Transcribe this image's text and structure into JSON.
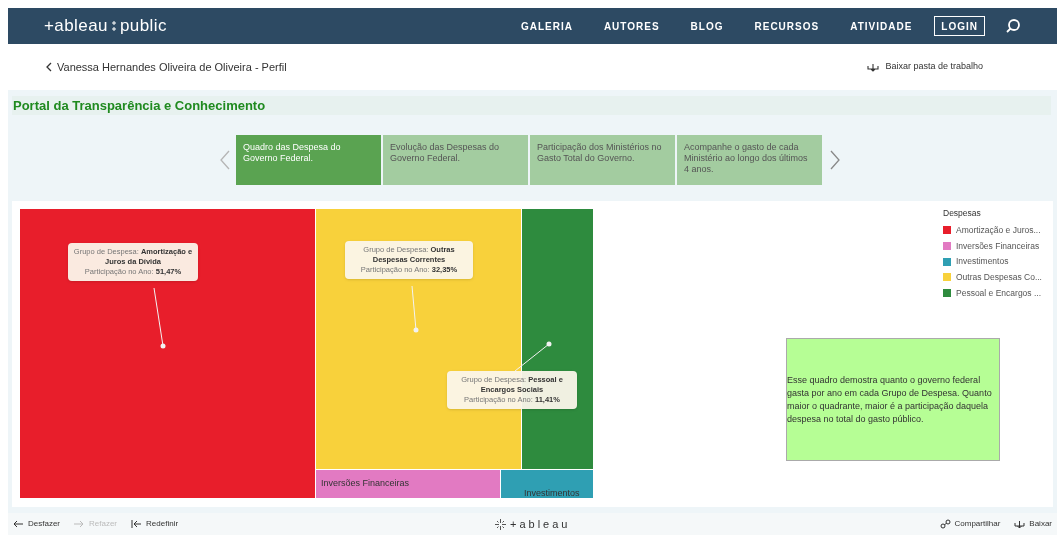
{
  "header": {
    "logo": [
      "+ableau",
      "public"
    ],
    "nav": [
      "GALERIA",
      "AUTORES",
      "BLOG",
      "RECURSOS",
      "ATIVIDADE"
    ],
    "login": "LOGIN"
  },
  "breadcrumb": "Vanessa Hernandes Oliveira de Oliveira - Perfil",
  "download": "Baixar pasta de trabalho",
  "dashboard": {
    "title": "Portal da Transparência e Conhecimento",
    "story_points": [
      {
        "label": "Quadro das Despesa do Governo Federal.",
        "selected": true
      },
      {
        "label": "Evolução das Despesas do Governo Federal.",
        "selected": false
      },
      {
        "label": "Participação dos Ministérios no Gasto Total do Governo.",
        "selected": false
      },
      {
        "label": "Acompanhe o gasto de cada Ministério ao longo dos últimos 4 anos.",
        "selected": false
      }
    ],
    "treemap": {
      "tiles": [
        {
          "color": "#e81e2b"
        },
        {
          "color": "#f8d13b"
        },
        {
          "color": "#2e8b3e"
        },
        {
          "color": "#e27ac2",
          "label": "Inversões Financeiras"
        },
        {
          "color": "#2f9fb3",
          "label": "Investimentos"
        }
      ],
      "tooltips": [
        {
          "group": "Grupo de Despesa: **Amortização e Juros da Dívida**",
          "share": "Participação no Ano: **51,47%**"
        },
        {
          "group": "Grupo de Despesa: **Outras Despesas Correntes**",
          "share": "Participação no Ano: **32,35%**"
        },
        {
          "group": "Grupo de Despesa: **Pessoal e Encargos Sociais**",
          "share": "Participação no Ano: **11,41%**"
        }
      ]
    },
    "legend": {
      "title": "Despesas",
      "items": [
        {
          "label": "Amortização e Juros...",
          "color": "#e81e2b"
        },
        {
          "label": "Inversões Financeiras",
          "color": "#e27ac2"
        },
        {
          "label": "Investimentos",
          "color": "#2f9fb3"
        },
        {
          "label": "Outras Despesas Co...",
          "color": "#f8d13b"
        },
        {
          "label": "Pessoal e Encargos ...",
          "color": "#2e8b3e"
        }
      ]
    },
    "note": "Esse quadro demostra quanto o governo federal gasta por ano em cada Grupo de Despesa. Quanto maior o quadrante, maior é a participação daquela despesa no total do gasto público."
  },
  "toolbar": {
    "left": [
      {
        "label": "Desfazer",
        "kind": "undo",
        "disabled": false
      },
      {
        "label": "Refazer",
        "kind": "redo",
        "disabled": true
      },
      {
        "label": "Redefinir",
        "kind": "reset",
        "disabled": false
      }
    ],
    "center": "+ableau",
    "right": [
      {
        "label": "Compartilhar",
        "kind": "share"
      },
      {
        "label": "Baixar",
        "kind": "download"
      }
    ]
  }
}
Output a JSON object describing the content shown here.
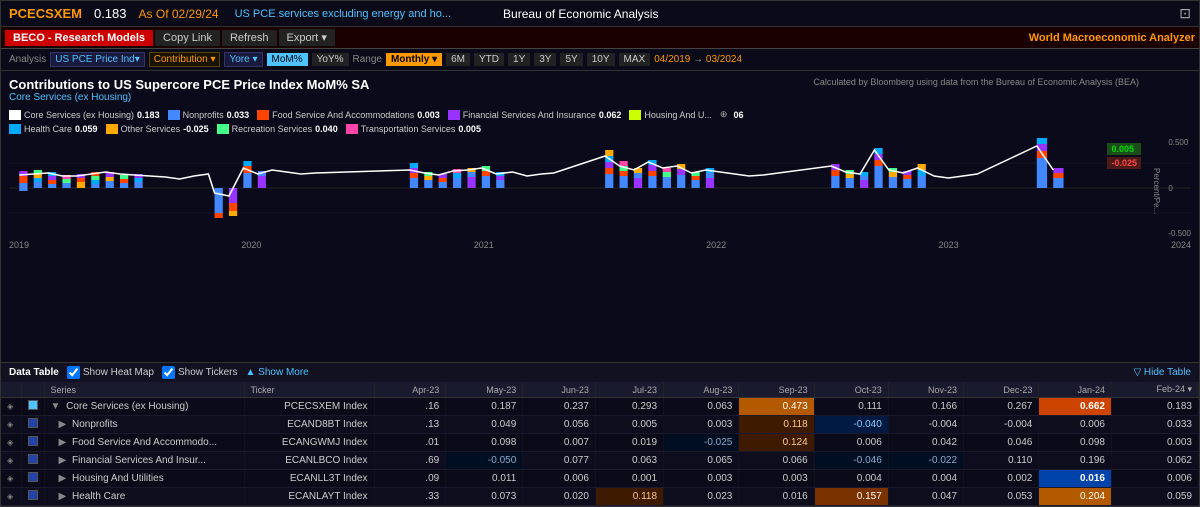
{
  "header": {
    "ticker": "PCECSXEM",
    "value": "0.183",
    "as_of_label": "As Of",
    "date": "02/29/24",
    "series_name": "US PCE services excluding energy and ho...",
    "bureau": "Bureau of Economic Analysis",
    "export_icon": "⊡"
  },
  "toolbar": {
    "beco_label": "BECO - Research Models",
    "copy_link": "Copy Link",
    "refresh": "Refresh",
    "export": "Export ▾",
    "world_macro": "World Macroeconomic Analyzer"
  },
  "analysis_bar": {
    "analysis_label": "Analysis",
    "dropdown1": "US PCE Price Ind▾",
    "dropdown2": "Contribution",
    "dropdown2_arrow": "▾",
    "dropdown3": "Yore",
    "dropdown3_arrow": "▾",
    "mom_btn": "MoM%",
    "yoy_btn": "YoY%",
    "range_label": "Range",
    "monthly_btn": "Monthly ▾",
    "periods": [
      "6M",
      "YTD",
      "1Y",
      "3Y",
      "5Y",
      "10Y",
      "MAX"
    ],
    "date_from": "04/2019",
    "date_arrow": "→",
    "date_to": "03/2024"
  },
  "chart": {
    "title": "Contributions to US Supercore PCE Price Index MoM% SA",
    "subtitle": "Core Services (ex Housing)",
    "attribution": "Calculated by Bloomberg using data from the Bureau of Economic Analysis (BEA)",
    "y_axis": [
      "0.500",
      "",
      "",
      "",
      "0",
      "",
      "",
      "",
      "-0.500"
    ],
    "y_label": "Percent/Pe...",
    "x_axis": [
      "2019",
      "2020",
      "2021",
      "2022",
      "2023",
      "2024"
    ],
    "right_indicators": [
      {
        "value": "0.005",
        "type": "green"
      },
      {
        "value": "-0.025",
        "type": "red"
      }
    ],
    "zoom_label": "+06"
  },
  "legend": [
    {
      "color": "#ffffff",
      "label": "Core Services (ex Housing)",
      "value": "0.183",
      "type": "outline"
    },
    {
      "color": "#4488ff",
      "label": "Nonprofits",
      "value": "0.033"
    },
    {
      "color": "#ff4400",
      "label": "Food Service And Accommodations",
      "value": "0.003"
    },
    {
      "color": "#9933ff",
      "label": "Financial Services And Insurance",
      "value": "0.062"
    },
    {
      "color": "#ccff00",
      "label": "Housing And U...",
      "value": ""
    },
    {
      "color": "#00aaff",
      "label": "Health Care",
      "value": "0.059"
    },
    {
      "color": "#ffaa00",
      "label": "Other Services",
      "value": "-0.025"
    },
    {
      "color": "#44ff88",
      "label": "Recreation Services",
      "value": "0.040"
    },
    {
      "color": "#ff44aa",
      "label": "Transportation Services",
      "value": "0.005"
    }
  ],
  "data_table": {
    "title": "Data Table",
    "show_heat_map": "Show Heat Map",
    "show_tickers": "Show Tickers",
    "show_more": "▲ Show More",
    "hide_table": "▽ Hide Table",
    "columns": [
      "",
      "",
      "Series",
      "Ticker",
      "Apr-23",
      "May-23",
      "Jun-23",
      "Jul-23",
      "Aug-23",
      "Sep-23",
      "Oct-23",
      "Nov-23",
      "Dec-23",
      "Jan-24",
      "Feb-24▾"
    ],
    "rows": [
      {
        "indent": false,
        "name": "Core Services (ex Housing)",
        "ticker": "PCECSXEM Index",
        "values": [
          ".16",
          "0.187",
          "0.237",
          "0.293",
          "0.063",
          "0.473",
          "0.111",
          "0.166",
          "0.267",
          "0.662",
          "0.183"
        ],
        "heat": [
          "neutral",
          "neutral",
          "neutral",
          "neutral",
          "neutral",
          "strong_pos",
          "neutral",
          "neutral",
          "neutral",
          "very_strong_pos",
          "neutral"
        ]
      },
      {
        "indent": true,
        "name": "Nonprofits",
        "ticker": "ECAND8BT Index",
        "values": [
          ".13",
          "0.049",
          "0.056",
          "0.005",
          "0.003",
          "0.118",
          "-0.040",
          "-0.004",
          "-0.004",
          "0.006",
          "0.033"
        ],
        "heat": [
          "neutral",
          "neutral",
          "neutral",
          "neutral",
          "neutral",
          "light_pos",
          "light_neg",
          "neutral",
          "neutral",
          "neutral",
          "neutral"
        ]
      },
      {
        "indent": true,
        "name": "Food Service And Accommodo...",
        "ticker": "ECANGWMJ Index",
        "values": [
          ".01",
          "0.098",
          "0.007",
          "0.019",
          "-0.025",
          "0.124",
          "0.006",
          "0.042",
          "0.046",
          "0.098",
          "0.003"
        ],
        "heat": [
          "neutral",
          "neutral",
          "neutral",
          "neutral",
          "light_neg",
          "light_pos",
          "neutral",
          "neutral",
          "neutral",
          "neutral",
          "neutral"
        ]
      },
      {
        "indent": true,
        "name": "Financial Services And Insur...",
        "ticker": "ECANLBCO Index",
        "values": [
          ".69",
          "-0.050",
          "0.077",
          "0.063",
          "0.065",
          "0.066",
          "-0.046",
          "-0.022",
          "0.110",
          "0.196",
          "0.062"
        ],
        "heat": [
          "neutral",
          "light_neg",
          "neutral",
          "neutral",
          "neutral",
          "neutral",
          "light_neg",
          "light_neg",
          "neutral",
          "neutral",
          "neutral"
        ]
      },
      {
        "indent": true,
        "name": "Housing And Utilities",
        "ticker": "ECANLL3T Index",
        "values": [
          ".09",
          "0.011",
          "0.006",
          "0.001",
          "0.003",
          "0.003",
          "0.004",
          "0.004",
          "0.002",
          "0.016",
          "0.006"
        ],
        "heat": [
          "neutral",
          "neutral",
          "neutral",
          "neutral",
          "neutral",
          "neutral",
          "neutral",
          "neutral",
          "neutral",
          "highlight_blue",
          "neutral"
        ]
      },
      {
        "indent": true,
        "name": "Health Care",
        "ticker": "ECANLAYT Index",
        "values": [
          ".33",
          "0.073",
          "0.020",
          "0.118",
          "0.023",
          "0.016",
          "0.157",
          "0.047",
          "0.053",
          "0.204",
          "0.059"
        ],
        "heat": [
          "neutral",
          "neutral",
          "neutral",
          "light_pos",
          "neutral",
          "neutral",
          "med_pos",
          "neutral",
          "neutral",
          "strong_pos",
          "neutral"
        ]
      }
    ]
  }
}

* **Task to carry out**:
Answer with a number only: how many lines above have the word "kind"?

* **Response**:
5